In the data that follows, every line containing the word "консультант" should be returned.

□ □ □ □ □ □ □

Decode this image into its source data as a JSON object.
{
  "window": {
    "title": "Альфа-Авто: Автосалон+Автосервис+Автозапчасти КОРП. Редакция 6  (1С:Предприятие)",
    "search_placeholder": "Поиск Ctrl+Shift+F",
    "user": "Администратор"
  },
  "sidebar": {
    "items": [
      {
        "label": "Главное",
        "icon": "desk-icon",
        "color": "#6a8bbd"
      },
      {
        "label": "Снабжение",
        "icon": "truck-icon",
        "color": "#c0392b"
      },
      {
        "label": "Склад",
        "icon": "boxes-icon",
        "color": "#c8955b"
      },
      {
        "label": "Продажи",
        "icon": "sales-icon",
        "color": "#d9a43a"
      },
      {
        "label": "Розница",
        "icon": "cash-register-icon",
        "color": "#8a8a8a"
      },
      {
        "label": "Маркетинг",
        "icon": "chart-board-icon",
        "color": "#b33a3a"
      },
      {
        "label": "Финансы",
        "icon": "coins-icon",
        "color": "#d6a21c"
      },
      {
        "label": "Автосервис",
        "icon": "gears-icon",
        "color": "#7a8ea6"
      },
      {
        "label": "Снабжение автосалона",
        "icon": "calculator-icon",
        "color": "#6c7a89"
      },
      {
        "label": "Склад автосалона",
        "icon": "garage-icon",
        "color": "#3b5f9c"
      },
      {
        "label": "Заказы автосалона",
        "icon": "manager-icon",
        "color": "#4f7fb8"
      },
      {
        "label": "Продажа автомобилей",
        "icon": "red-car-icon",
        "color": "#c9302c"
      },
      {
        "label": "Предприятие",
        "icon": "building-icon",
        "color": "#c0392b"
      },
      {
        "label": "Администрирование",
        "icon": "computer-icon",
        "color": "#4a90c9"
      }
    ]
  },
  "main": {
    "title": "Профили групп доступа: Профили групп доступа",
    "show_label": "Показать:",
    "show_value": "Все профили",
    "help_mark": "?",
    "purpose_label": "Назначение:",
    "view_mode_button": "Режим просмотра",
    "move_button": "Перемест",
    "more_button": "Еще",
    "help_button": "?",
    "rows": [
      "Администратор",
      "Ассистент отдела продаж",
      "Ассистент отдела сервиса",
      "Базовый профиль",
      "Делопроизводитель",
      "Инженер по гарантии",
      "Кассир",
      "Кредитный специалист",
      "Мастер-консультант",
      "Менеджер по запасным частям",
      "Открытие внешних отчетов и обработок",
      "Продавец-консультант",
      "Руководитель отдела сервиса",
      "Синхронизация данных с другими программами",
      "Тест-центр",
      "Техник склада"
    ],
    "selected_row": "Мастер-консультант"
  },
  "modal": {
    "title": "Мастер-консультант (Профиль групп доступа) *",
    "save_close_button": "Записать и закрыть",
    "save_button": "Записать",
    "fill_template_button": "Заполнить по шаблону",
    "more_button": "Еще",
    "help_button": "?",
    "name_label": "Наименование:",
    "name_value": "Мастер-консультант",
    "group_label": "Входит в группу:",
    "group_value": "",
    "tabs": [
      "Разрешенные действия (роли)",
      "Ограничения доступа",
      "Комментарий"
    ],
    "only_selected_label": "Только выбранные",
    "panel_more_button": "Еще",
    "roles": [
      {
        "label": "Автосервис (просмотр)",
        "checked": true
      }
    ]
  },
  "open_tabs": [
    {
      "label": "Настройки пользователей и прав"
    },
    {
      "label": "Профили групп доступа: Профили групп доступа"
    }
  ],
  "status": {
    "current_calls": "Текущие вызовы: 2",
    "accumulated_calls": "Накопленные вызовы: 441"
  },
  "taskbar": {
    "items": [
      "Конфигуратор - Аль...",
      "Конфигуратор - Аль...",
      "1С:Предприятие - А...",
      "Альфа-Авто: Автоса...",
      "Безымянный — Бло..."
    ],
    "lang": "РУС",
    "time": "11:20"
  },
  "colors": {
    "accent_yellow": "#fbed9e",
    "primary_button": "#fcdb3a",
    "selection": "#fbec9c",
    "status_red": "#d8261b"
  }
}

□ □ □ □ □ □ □

▶ Written response
      "Мастер-консультант",
      "Продавец-консультант",
    "selected_row": "Мастер-консультант"
    "title": "Мастер-консультант (Профиль групп доступа) *",
    "name_value": "Мастер-консультант",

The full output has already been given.